Happy Independance Day! Here are some pre-beach reads (or actual beach reads, if you get TBP on your Kindle):

• Morsi repeated McCain’s error: Ignore the economy (MarketWatch) see also Egypt Interim Leader Inherits Troubled Legacy From Mursi (Bloomberg)
• Is Warren Buffett More Myth Than Legend? (Marketwatch) (A Dimensional Fund Joint)
• Celebrity Economists Make Waves (At Work)
Weber Grills: Mostly Made in America by Private Equity (Businessweek)
• What the Hell Happened to Jon Corzine? (Fiscal Times)
• Rising Rates Tie Ivory-Tower Types in Knots (Bloomberg) see also Bond Funds Losing $60 Billion Foreshadow Risk of Fed Exit (Bloomberg)
• Prosecutions of offshore banks may help turn tide against secrecy  (McClathy)
• Free Press Pushes the Justice Department to Respect Journalists’ Rights (Free Press) see also Meet the “Journalists Against Journalism” club! (Salon)
• The Economics of Eating Out (priceonomics)
• Machiavelli doesn’t belong to the 1 percent (Salon) see also Mankiw, Kaplan, CEO Pay and the Defense of the 1 Percent (Economic Policy Institute)

What beach are you heading to?



Smart Long Term Investors Ignore Headlines


Source: Vanguard

Category: Financial Press

Please use the comments to demonstrate your own ignorance, unfamiliarity with empirical data and lack of respect for scientific knowledge. Be sure to create straw men and argue against things I have neither said nor implied. If you could repeat previously discredited memes or steer the conversation into irrelevant, off topic discussions, it would be appreciated.

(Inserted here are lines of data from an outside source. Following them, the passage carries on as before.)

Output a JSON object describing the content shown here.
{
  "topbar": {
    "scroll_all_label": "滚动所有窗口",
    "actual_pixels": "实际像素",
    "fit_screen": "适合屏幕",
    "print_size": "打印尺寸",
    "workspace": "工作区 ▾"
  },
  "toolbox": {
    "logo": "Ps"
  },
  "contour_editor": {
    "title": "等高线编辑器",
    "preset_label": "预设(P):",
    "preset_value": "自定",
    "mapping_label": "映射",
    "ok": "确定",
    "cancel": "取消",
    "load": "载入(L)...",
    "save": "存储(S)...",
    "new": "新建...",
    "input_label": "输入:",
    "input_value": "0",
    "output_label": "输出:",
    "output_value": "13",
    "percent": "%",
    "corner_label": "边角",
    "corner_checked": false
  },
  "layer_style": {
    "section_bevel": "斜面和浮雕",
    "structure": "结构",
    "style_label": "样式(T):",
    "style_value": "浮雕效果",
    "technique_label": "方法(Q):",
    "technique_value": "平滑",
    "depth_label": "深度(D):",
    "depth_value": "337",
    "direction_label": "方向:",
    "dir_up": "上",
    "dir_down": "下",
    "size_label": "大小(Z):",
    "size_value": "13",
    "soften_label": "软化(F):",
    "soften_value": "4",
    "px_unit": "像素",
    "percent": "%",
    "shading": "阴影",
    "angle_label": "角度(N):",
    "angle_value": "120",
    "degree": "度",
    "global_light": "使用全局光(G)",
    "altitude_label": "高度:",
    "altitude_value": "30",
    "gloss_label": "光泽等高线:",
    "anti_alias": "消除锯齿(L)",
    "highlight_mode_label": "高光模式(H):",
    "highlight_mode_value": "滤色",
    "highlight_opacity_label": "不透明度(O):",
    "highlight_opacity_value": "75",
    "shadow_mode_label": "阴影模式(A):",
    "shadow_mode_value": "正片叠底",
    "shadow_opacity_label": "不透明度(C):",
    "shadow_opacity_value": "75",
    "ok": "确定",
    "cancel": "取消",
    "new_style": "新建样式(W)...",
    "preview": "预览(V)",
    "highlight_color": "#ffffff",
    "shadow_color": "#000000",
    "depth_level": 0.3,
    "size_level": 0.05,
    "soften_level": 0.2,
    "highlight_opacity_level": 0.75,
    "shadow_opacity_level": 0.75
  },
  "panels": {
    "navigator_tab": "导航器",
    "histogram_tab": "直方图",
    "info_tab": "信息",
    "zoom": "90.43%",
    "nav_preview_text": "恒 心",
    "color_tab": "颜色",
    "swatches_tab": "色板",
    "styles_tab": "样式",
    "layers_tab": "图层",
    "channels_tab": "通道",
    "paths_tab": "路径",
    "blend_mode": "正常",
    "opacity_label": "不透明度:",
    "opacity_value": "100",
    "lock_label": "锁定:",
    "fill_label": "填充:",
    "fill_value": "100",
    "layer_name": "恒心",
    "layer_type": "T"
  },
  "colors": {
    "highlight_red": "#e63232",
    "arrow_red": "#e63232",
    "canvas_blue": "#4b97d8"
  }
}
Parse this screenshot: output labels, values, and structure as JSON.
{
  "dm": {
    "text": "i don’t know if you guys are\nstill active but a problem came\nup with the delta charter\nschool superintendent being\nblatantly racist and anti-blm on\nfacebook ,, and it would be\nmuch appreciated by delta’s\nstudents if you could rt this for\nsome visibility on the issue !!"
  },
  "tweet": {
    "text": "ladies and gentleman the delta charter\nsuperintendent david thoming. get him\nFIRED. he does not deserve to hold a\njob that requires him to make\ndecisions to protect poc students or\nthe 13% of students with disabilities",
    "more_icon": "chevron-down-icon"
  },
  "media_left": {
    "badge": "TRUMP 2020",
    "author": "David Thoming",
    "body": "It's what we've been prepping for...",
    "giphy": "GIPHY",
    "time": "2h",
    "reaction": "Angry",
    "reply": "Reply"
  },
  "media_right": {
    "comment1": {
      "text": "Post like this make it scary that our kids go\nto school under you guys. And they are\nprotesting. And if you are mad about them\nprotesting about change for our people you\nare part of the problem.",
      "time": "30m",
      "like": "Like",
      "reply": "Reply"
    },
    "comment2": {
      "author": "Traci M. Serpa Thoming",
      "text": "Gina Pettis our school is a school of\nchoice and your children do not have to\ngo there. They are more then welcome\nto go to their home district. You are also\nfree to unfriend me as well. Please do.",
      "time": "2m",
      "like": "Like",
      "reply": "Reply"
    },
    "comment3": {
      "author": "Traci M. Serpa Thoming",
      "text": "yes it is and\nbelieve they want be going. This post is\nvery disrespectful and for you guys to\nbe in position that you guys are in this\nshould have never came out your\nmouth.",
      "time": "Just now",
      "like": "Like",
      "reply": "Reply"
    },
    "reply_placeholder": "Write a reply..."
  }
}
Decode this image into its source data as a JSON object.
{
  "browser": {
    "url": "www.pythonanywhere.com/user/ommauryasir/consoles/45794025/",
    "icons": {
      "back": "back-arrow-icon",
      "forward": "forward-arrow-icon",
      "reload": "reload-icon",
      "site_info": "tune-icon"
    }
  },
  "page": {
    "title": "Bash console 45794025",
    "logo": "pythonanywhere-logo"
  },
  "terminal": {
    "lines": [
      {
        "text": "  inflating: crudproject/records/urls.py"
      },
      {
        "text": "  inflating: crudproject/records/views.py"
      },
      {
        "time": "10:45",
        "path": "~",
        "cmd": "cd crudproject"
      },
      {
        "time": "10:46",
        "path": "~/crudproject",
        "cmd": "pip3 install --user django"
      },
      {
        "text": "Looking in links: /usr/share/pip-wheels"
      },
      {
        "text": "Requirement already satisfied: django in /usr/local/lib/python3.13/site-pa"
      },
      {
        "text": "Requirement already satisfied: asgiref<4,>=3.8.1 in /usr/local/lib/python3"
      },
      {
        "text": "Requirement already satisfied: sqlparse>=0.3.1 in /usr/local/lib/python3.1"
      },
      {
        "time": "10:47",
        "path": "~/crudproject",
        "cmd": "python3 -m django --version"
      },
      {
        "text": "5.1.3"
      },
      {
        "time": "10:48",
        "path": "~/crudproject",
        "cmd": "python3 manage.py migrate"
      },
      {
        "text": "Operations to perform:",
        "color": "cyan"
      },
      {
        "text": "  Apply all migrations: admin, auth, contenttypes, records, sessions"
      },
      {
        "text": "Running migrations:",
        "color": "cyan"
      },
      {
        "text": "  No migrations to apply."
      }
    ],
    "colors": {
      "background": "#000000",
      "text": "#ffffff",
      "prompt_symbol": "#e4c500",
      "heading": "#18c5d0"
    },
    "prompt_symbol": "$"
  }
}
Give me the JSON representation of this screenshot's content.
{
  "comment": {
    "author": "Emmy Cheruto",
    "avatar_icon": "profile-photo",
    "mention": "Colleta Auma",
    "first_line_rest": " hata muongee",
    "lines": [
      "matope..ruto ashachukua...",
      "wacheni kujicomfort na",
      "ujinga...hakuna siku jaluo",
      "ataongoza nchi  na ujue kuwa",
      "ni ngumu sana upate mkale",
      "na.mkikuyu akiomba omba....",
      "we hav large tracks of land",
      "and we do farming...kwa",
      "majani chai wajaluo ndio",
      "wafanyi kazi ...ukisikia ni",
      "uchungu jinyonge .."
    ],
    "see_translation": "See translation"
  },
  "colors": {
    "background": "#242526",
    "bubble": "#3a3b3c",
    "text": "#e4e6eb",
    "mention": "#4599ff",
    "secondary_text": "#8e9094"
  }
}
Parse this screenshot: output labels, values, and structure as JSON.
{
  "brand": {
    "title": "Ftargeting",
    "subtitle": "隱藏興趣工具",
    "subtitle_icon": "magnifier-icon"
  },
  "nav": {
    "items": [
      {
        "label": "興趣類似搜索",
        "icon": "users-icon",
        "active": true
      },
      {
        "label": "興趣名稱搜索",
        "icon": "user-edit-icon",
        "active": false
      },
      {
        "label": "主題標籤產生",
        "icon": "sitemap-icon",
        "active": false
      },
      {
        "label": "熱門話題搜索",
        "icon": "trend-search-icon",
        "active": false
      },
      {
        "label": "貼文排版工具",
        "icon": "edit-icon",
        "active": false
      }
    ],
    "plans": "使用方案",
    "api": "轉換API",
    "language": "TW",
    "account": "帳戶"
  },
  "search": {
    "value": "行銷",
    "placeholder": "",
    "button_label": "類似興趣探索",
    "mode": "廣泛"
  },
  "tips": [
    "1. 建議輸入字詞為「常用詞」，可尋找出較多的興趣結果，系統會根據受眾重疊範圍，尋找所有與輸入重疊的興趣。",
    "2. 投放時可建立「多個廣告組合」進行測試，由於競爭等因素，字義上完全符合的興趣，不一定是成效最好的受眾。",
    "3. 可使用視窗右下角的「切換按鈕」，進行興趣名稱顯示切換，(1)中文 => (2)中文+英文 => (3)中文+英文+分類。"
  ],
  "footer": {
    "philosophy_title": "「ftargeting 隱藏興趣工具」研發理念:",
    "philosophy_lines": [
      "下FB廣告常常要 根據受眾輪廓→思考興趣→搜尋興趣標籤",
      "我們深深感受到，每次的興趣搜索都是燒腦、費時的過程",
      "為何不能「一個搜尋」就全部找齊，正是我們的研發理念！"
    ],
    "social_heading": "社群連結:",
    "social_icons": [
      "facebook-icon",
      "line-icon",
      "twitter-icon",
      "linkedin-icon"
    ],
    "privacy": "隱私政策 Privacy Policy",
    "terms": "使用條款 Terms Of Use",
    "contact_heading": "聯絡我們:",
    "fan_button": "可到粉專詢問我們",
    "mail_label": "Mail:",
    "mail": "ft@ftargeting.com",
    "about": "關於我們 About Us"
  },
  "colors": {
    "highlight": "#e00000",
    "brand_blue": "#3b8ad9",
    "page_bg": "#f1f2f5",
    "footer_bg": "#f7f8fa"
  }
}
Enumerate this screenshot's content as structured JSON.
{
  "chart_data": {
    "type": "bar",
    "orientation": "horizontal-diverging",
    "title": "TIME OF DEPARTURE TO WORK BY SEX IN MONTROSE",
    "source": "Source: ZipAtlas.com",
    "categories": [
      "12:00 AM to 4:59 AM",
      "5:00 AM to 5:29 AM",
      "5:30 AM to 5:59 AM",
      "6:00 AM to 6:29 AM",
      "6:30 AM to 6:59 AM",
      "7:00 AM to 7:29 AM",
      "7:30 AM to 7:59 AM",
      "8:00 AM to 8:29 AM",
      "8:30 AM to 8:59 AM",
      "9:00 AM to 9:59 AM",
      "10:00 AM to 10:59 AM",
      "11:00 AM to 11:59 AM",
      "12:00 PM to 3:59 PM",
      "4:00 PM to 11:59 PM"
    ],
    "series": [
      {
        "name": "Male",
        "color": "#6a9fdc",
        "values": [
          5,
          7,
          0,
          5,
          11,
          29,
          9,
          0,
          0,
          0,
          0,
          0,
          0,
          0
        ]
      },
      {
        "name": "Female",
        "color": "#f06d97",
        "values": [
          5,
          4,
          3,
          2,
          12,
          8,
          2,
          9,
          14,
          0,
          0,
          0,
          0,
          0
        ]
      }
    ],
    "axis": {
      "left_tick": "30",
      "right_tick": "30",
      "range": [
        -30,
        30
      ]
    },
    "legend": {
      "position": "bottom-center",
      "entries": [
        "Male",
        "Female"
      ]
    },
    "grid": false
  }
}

Lastly, kindly forgo all civility in your discourse . . . you are, after all, anonymous.

6 Responses to “10 Fourth of July AM Reads”

  1. RW says:

    The knowledge transmission mechanism

    …Joseph Grossman asks “If the vast majority grasp and support the basic shape of the [fiscal] stimulus solution, and if we live in democracies, isn’t it time to shift the analysis to expose the exact and precise mechanisms by which our electoral systems are failing miserably?” This is the question which, since 2010, I have asked myself almost every day. The question becomes even more relevant as the intellectual case for austerity crumbles, but the policy continues, and in some cases even appears to gain ground. There may be some answers that are specific to austerity …But in this post I want to use this example to look at the question of the transmission of economic ideas more generally. So let’s break the question down.

    NB: Wishes for a safe, sane (but none-the-less appropriately lubricated) Independence Day to everyone.

  2. normal1 says:

    Well, as far as beaches go, I’m actually heading from Grace Bay beach in Providenciales, or Provo for short. I’m looking forward to cuddling with my dogs and trying to forget the outrageous prices charged on this island. And the uneasiness I felt as a non-belonger.

    For as long as I live, I will never forget this little adventure with the $15 drinks (before tips) or the $6 per gallon of gas. Not to mention that every dinner meal approached $100. I can’t help but chuckle over the fact that I (as picker of the vacation) fell for the hard sell of “one of the word’s most beautiful beaches.”

  3. flocktard says:

    I’ll drink to that!

  4. Iamthe50percent says:

    Thanks for the “Economics of eating out” link. It was excellent, although I disagree about food trucks and Pakistani food. Maybe it’s different in New York from Chicago. I did google “Washington best cauliflower dish” as suggested. Try it.

  5. Willy2 says:

    “Morsi repeated McCain’s error: Ignore the economy (MarketWatch)”
    “Egypt Interim Leader Inherits Troubled Legacy From Mursi (Bloomberg)”

    Throughout the entire/most of the Middle East (i.e. Egypt as well) gasoline, healthcare, food, electricity are (heavily) subsidized to some (high/low) degree. Healthcare in Saudi Arabia & Kuwayt is actually free. As a result of a fast growing population those subsidies are costing arab governments more and more every year. (Sounds eerily similar to what happens here in the US, right ?). Now those same governments are forced to cut back on those subsidies. And that doesn’t go down too well. (Sounds eerily similar to what happens here in the US, right ?)
    A lot of arab countries are net importers of food, (e.g. wheat, priced in USD). And then a rising USD (against e.g. the eqyptian currency) doesn’t reduce the cost of living either.

    In comparison: Before Indonesia completely cut gasoline subsidies in 2004, those subsidies had grown to about 35% of total expenses in the indonesian government budget.